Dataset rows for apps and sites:
::::
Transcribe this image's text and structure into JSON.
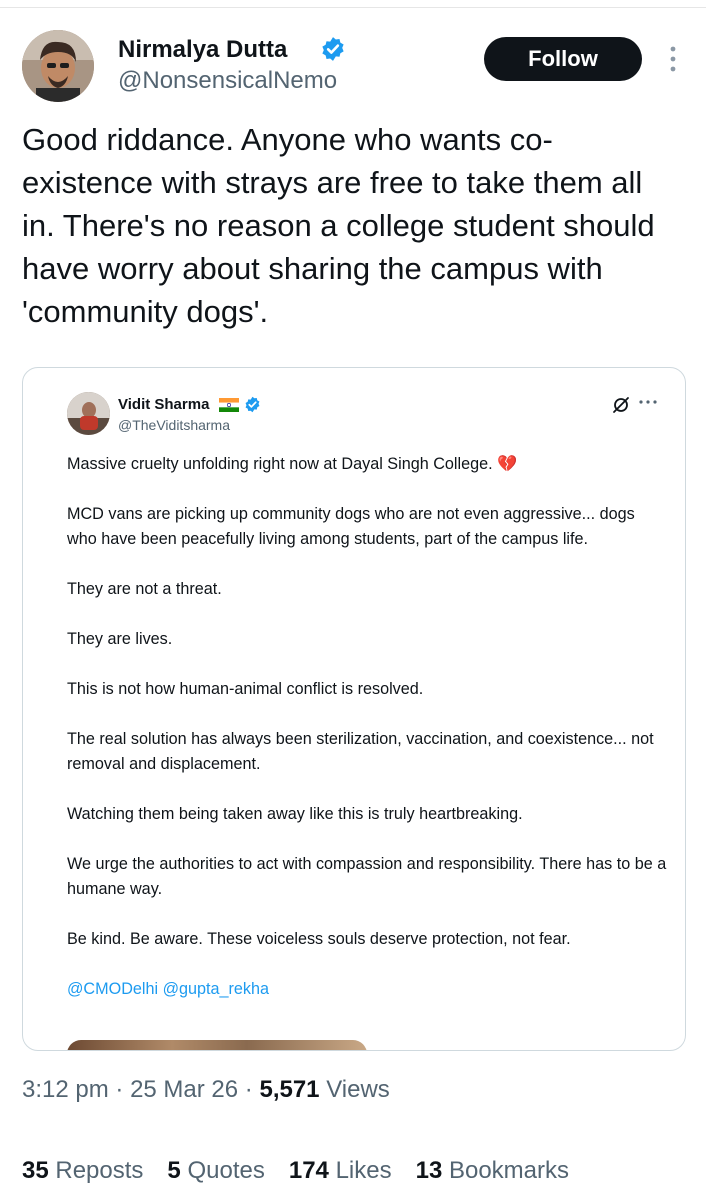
{
  "author": {
    "name": "Nirmalya Dutta",
    "handle": "@NonsensicalNemo",
    "follow_label": "Follow"
  },
  "tweet": {
    "text": "Good riddance. Anyone who wants co-existence with strays are free to take them all in. There's no reason a college student should have worry about sharing the campus with 'community dogs'."
  },
  "quoted": {
    "name": "Vidit Sharma",
    "handle": "@TheViditsharma",
    "paragraphs": [
      "Massive cruelty unfolding right now at Dayal Singh College. 💔",
      "MCD vans are picking up community dogs who are not even aggressive... dogs who have been peacefully living among students, part of the campus life.",
      "They are not a threat.",
      "They are lives.",
      "This is not how human-animal conflict is resolved.",
      "The real solution has always been  sterilization, vaccination, and coexistence... not removal and displacement.",
      "Watching them being taken away like this is truly heartbreaking.",
      "We urge the authorities to act with compassion and responsibility. There has to be a humane way.",
      "Be kind. Be aware. These voiceless souls deserve protection, not fear."
    ],
    "mentions": "@CMODelhi @gupta_rekha"
  },
  "meta": {
    "time": "3:12 pm",
    "date": "25 Mar 26",
    "views_count": "5,571",
    "views_label": "Views"
  },
  "stats": {
    "reposts_count": "35",
    "reposts_label": "Reposts",
    "quotes_count": "5",
    "quotes_label": "Quotes",
    "likes_count": "174",
    "likes_label": "Likes",
    "bookmarks_count": "13",
    "bookmarks_label": "Bookmarks"
  },
  "colors": {
    "text": "#0f1419",
    "secondary": "#536471",
    "accent": "#1d9bf0",
    "border": "#cfd9de",
    "follow_bg": "#0f1419"
  },
  "icons": {
    "verified": "verified-badge-icon",
    "more": "more-vertical-icon",
    "flag": "india-flag-icon",
    "grok": "grok-icon",
    "more_h": "more-horizontal-icon"
  }
}
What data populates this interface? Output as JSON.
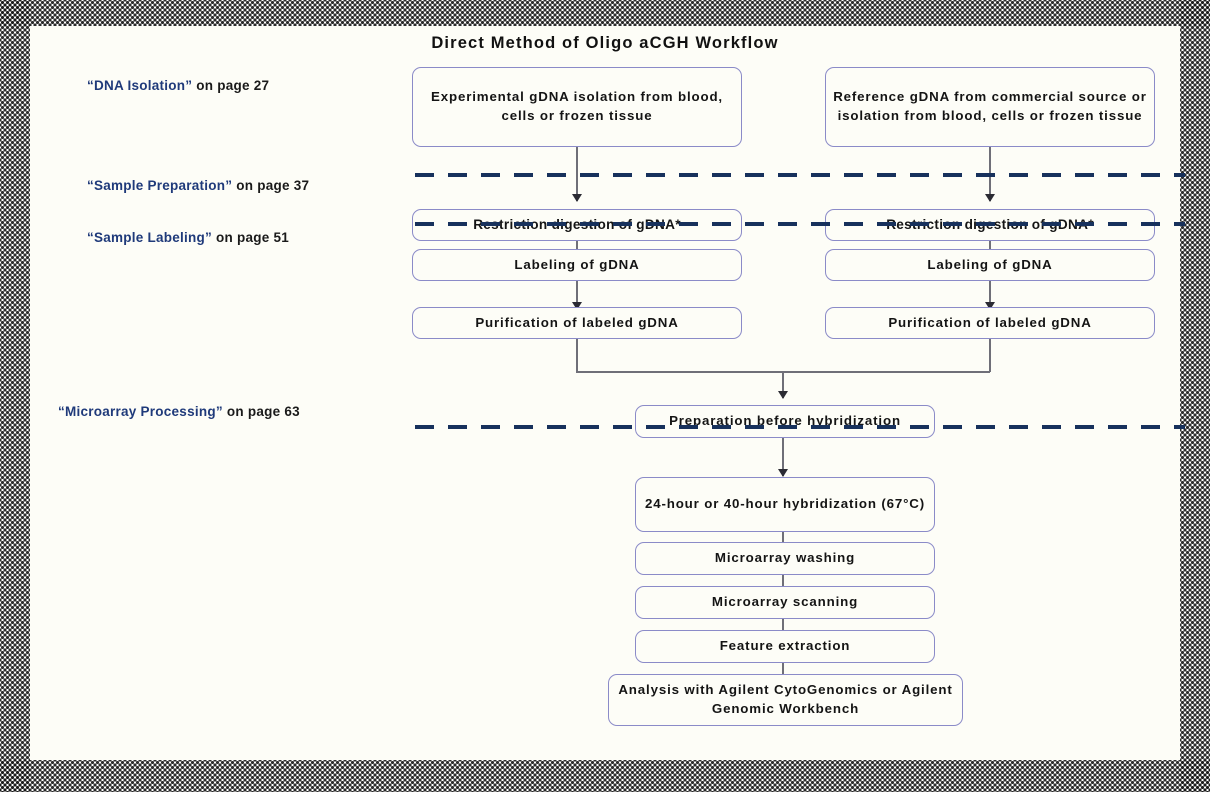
{
  "diagram": {
    "title": "Direct Method of Oligo aCGH Workflow",
    "accent_box_border": "#8b8bc8",
    "accent_link_color": "#1f3a7a",
    "dash_color": "#17315c",
    "connector_color": "#6f6f78"
  },
  "section_refs": [
    {
      "quoted": "“DNA Isolation”",
      "page": "on page 27"
    },
    {
      "quoted": "“Sample Preparation”",
      "page": "on page 37"
    },
    {
      "quoted": "“Sample Labeling”",
      "page": "on page 51"
    },
    {
      "quoted": "“Microarray Processing”",
      "page": "on page 63"
    }
  ],
  "left_column": [
    {
      "label": "Experimental gDNA isolation from blood, cells or frozen tissue"
    },
    {
      "label": "Restriction digestion of gDNA*"
    },
    {
      "label": "Labeling of gDNA"
    },
    {
      "label": "Purification of labeled gDNA"
    }
  ],
  "right_column": [
    {
      "label": "Reference gDNA from commercial source or isolation from blood, cells or frozen tissue"
    },
    {
      "label": "Restriction digestion of gDNA*"
    },
    {
      "label": "Labeling of gDNA"
    },
    {
      "label": "Purification of labeled gDNA"
    }
  ],
  "merged_column": [
    {
      "label": "Preparation before hybridization"
    },
    {
      "label": "24-hour or 40-hour hybridization (67°C)"
    },
    {
      "label": "Microarray washing"
    },
    {
      "label": "Microarray scanning"
    },
    {
      "label": "Feature extraction"
    },
    {
      "label": "Analysis with Agilent CytoGenomics  or Agilent Genomic Workbench"
    }
  ]
}
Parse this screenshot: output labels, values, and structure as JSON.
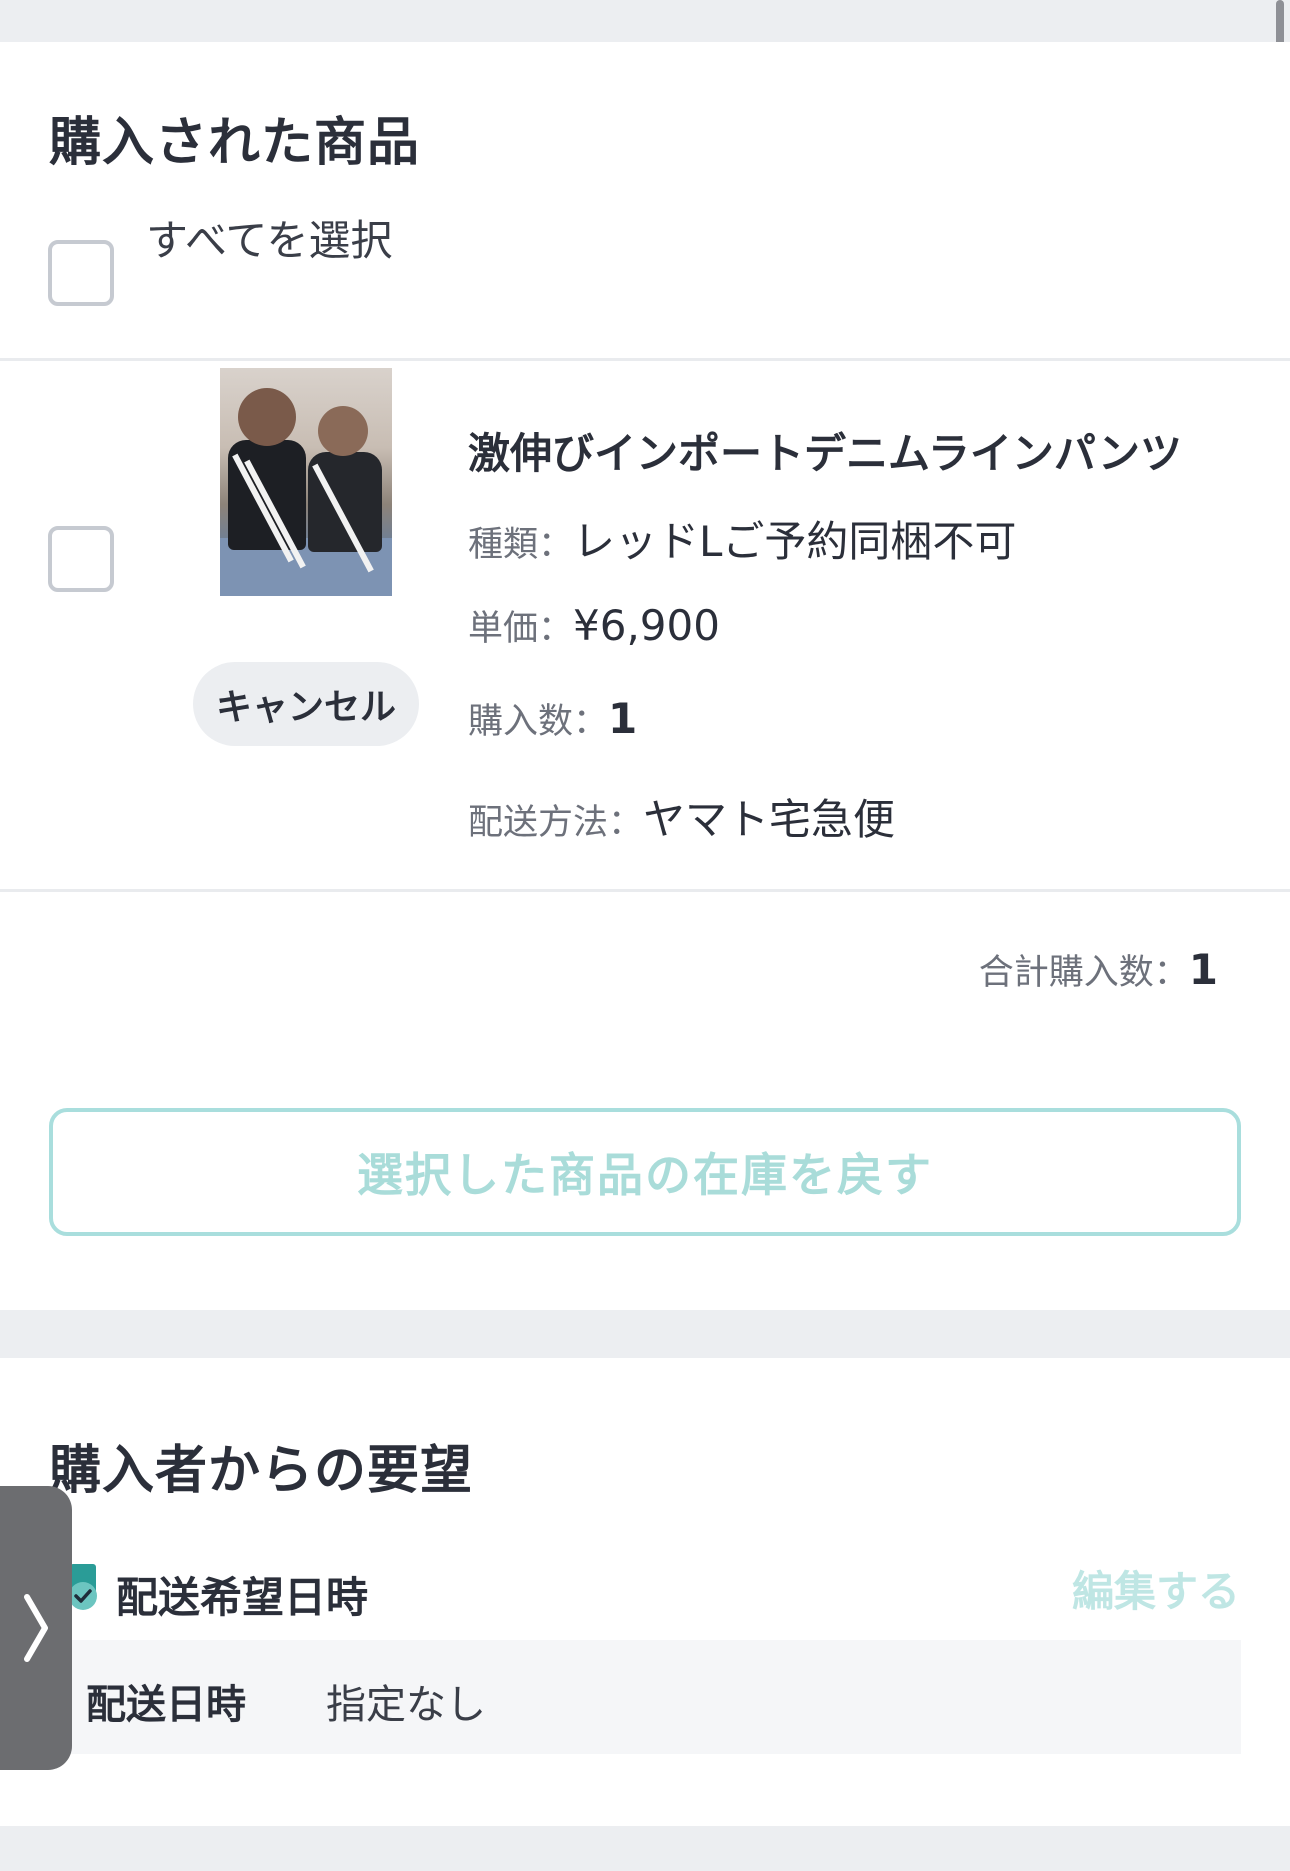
{
  "products_section": {
    "title": "購入された商品",
    "select_all_label": "すべてを選択",
    "item": {
      "name": "激伸びインポートデニムラインパンツ",
      "variant_key": "種類：",
      "variant_value": "レッドLご予約同梱不可",
      "price_key": "単価：",
      "price_value": "¥6,900",
      "qty_key": "購入数：",
      "qty_value": "1",
      "shipping_key": "配送方法：",
      "shipping_value": "ヤマト宅急便",
      "cancel_label": "キャンセル"
    },
    "total_key": "合計購入数：",
    "total_value": "1",
    "restock_button": "選択した商品の在庫を戻す"
  },
  "requests_section": {
    "title": "購入者からの要望",
    "delivery_title": "配送希望日時",
    "edit_label": "編集する",
    "delivery_label": "配送日時",
    "delivery_value": "指定なし"
  },
  "colors": {
    "accent_teal": "#a9dedd",
    "background": "#eceef1",
    "text": "#2b2f3a"
  }
}
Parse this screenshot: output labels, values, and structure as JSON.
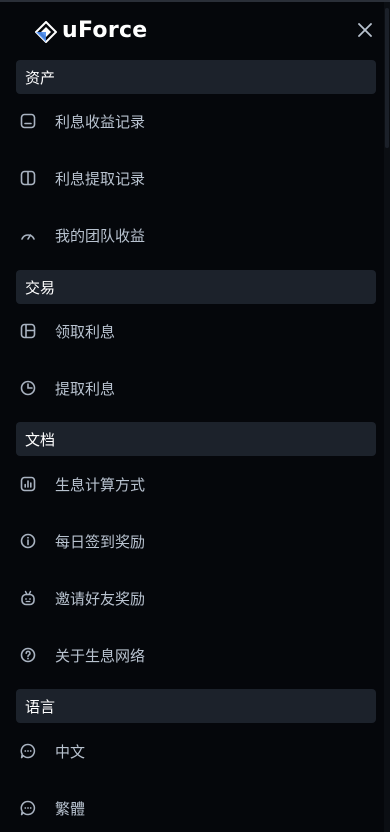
{
  "brand": {
    "name": "uForce",
    "logo_icon": "diamond-logo-icon"
  },
  "header": {
    "close_icon": "close-icon"
  },
  "colors": {
    "background": "#05070b",
    "section_bg": "#1c222b",
    "item_text": "#b8c2cf",
    "icon": "#a9b3c1"
  },
  "menu": {
    "sections": [
      {
        "title": "资产",
        "items": [
          {
            "label": "利息收益记录",
            "icon": "wallet-icon"
          },
          {
            "label": "利息提取记录",
            "icon": "columns-icon"
          },
          {
            "label": "我的团队收益",
            "icon": "gauge-icon"
          }
        ]
      },
      {
        "title": "交易",
        "items": [
          {
            "label": "领取利息",
            "icon": "layout-icon"
          },
          {
            "label": "提取利息",
            "icon": "pie-chart-icon"
          }
        ]
      },
      {
        "title": "文档",
        "items": [
          {
            "label": "生息计算方式",
            "icon": "bar-chart-icon"
          },
          {
            "label": "每日签到奖励",
            "icon": "info-icon"
          },
          {
            "label": "邀请好友奖励",
            "icon": "robot-icon"
          },
          {
            "label": "关于生息网络",
            "icon": "help-icon"
          }
        ]
      },
      {
        "title": "语言",
        "items": [
          {
            "label": "中文",
            "icon": "chat-icon"
          },
          {
            "label": "繁體",
            "icon": "chat-icon"
          }
        ]
      }
    ]
  }
}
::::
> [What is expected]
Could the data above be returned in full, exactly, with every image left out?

> [Exercise response]
Transcribe this image's text and structure into JSON.
{
  "author": {
    "name": "Nirmalya Dutta",
    "handle": "@NonsensicalNemo",
    "follow_label": "Follow"
  },
  "tweet": {
    "text": "Good riddance. Anyone who wants co-existence with strays are free to take them all in. There's no reason a college student should have worry about sharing the campus with 'community dogs'."
  },
  "quoted": {
    "name": "Vidit Sharma",
    "handle": "@TheViditsharma",
    "paragraphs": [
      "Massive cruelty unfolding right now at Dayal Singh College. 💔",
      "MCD vans are picking up community dogs who are not even aggressive... dogs who have been peacefully living among students, part of the campus life.",
      "They are not a threat.",
      "They are lives.",
      "This is not how human-animal conflict is resolved.",
      "The real solution has always been  sterilization, vaccination, and coexistence... not removal and displacement.",
      "Watching them being taken away like this is truly heartbreaking.",
      "We urge the authorities to act with compassion and responsibility. There has to be a humane way.",
      "Be kind. Be aware. These voiceless souls deserve protection, not fear."
    ],
    "mentions": "@CMODelhi @gupta_rekha"
  },
  "meta": {
    "time": "3:12 pm",
    "date": "25 Mar 26",
    "views_count": "5,571",
    "views_label": "Views"
  },
  "stats": {
    "reposts_count": "35",
    "reposts_label": "Reposts",
    "quotes_count": "5",
    "quotes_label": "Quotes",
    "likes_count": "174",
    "likes_label": "Likes",
    "bookmarks_count": "13",
    "bookmarks_label": "Bookmarks"
  },
  "colors": {
    "text": "#0f1419",
    "secondary": "#536471",
    "accent": "#1d9bf0",
    "border": "#cfd9de",
    "follow_bg": "#0f1419"
  },
  "icons": {
    "verified": "verified-badge-icon",
    "more": "more-vertical-icon",
    "flag": "india-flag-icon",
    "grok": "grok-icon",
    "more_h": "more-horizontal-icon"
  }
}
What data populates this interface? Output as JSON.
{
  "diagram": {
    "title": "Direct Method of Oligo aCGH Workflow",
    "accent_box_border": "#8b8bc8",
    "accent_link_color": "#1f3a7a",
    "dash_color": "#17315c",
    "connector_color": "#6f6f78"
  },
  "section_refs": [
    {
      "quoted": "“DNA Isolation”",
      "page": "on page 27"
    },
    {
      "quoted": "“Sample Preparation”",
      "page": "on page 37"
    },
    {
      "quoted": "“Sample Labeling”",
      "page": "on page 51"
    },
    {
      "quoted": "“Microarray Processing”",
      "page": "on page 63"
    }
  ],
  "left_column": [
    {
      "label": "Experimental gDNA isolation from blood, cells or frozen tissue"
    },
    {
      "label": "Restriction digestion of gDNA*"
    },
    {
      "label": "Labeling of gDNA"
    },
    {
      "label": "Purification of labeled gDNA"
    }
  ],
  "right_column": [
    {
      "label": "Reference gDNA from commercial source or isolation from blood, cells or frozen tissue"
    },
    {
      "label": "Restriction digestion of gDNA*"
    },
    {
      "label": "Labeling of gDNA"
    },
    {
      "label": "Purification of labeled gDNA"
    }
  ],
  "merged_column": [
    {
      "label": "Preparation before hybridization"
    },
    {
      "label": "24-hour or 40-hour hybridization (67°C)"
    },
    {
      "label": "Microarray washing"
    },
    {
      "label": "Microarray scanning"
    },
    {
      "label": "Feature extraction"
    },
    {
      "label": "Analysis with Agilent CytoGenomics  or Agilent Genomic Workbench"
    }
  ]
}
Parse this screenshot: output labels, values, and structure as JSON.
{
  "products_section": {
    "title": "購入された商品",
    "select_all_label": "すべてを選択",
    "item": {
      "name": "激伸びインポートデニムラインパンツ",
      "variant_key": "種類：",
      "variant_value": "レッドLご予約同梱不可",
      "price_key": "単価：",
      "price_value": "¥6,900",
      "qty_key": "購入数：",
      "qty_value": "1",
      "shipping_key": "配送方法：",
      "shipping_value": "ヤマト宅急便",
      "cancel_label": "キャンセル"
    },
    "total_key": "合計購入数：",
    "total_value": "1",
    "restock_button": "選択した商品の在庫を戻す"
  },
  "requests_section": {
    "title": "購入者からの要望",
    "delivery_title": "配送希望日時",
    "edit_label": "編集する",
    "delivery_label": "配送日時",
    "delivery_value": "指定なし"
  },
  "colors": {
    "accent_teal": "#a9dedd",
    "background": "#eceef1",
    "text": "#2b2f3a"
  }
}
Parse this screenshot: output labels, values, and structure as JSON.
{
  "brand": {
    "name": "uForce",
    "logo_icon": "diamond-logo-icon"
  },
  "header": {
    "close_icon": "close-icon"
  },
  "colors": {
    "background": "#05070b",
    "section_bg": "#1c222b",
    "item_text": "#b8c2cf",
    "icon": "#a9b3c1"
  },
  "menu": {
    "sections": [
      {
        "title": "资产",
        "items": [
          {
            "label": "利息收益记录",
            "icon": "wallet-icon"
          },
          {
            "label": "利息提取记录",
            "icon": "columns-icon"
          },
          {
            "label": "我的团队收益",
            "icon": "gauge-icon"
          }
        ]
      },
      {
        "title": "交易",
        "items": [
          {
            "label": "领取利息",
            "icon": "layout-icon"
          },
          {
            "label": "提取利息",
            "icon": "pie-chart-icon"
          }
        ]
      },
      {
        "title": "文档",
        "items": [
          {
            "label": "生息计算方式",
            "icon": "bar-chart-icon"
          },
          {
            "label": "每日签到奖励",
            "icon": "info-icon"
          },
          {
            "label": "邀请好友奖励",
            "icon": "robot-icon"
          },
          {
            "label": "关于生息网络",
            "icon": "help-icon"
          }
        ]
      },
      {
        "title": "语言",
        "items": [
          {
            "label": "中文",
            "icon": "chat-icon"
          },
          {
            "label": "繁體",
            "icon": "chat-icon"
          }
        ]
      }
    ]
  }
}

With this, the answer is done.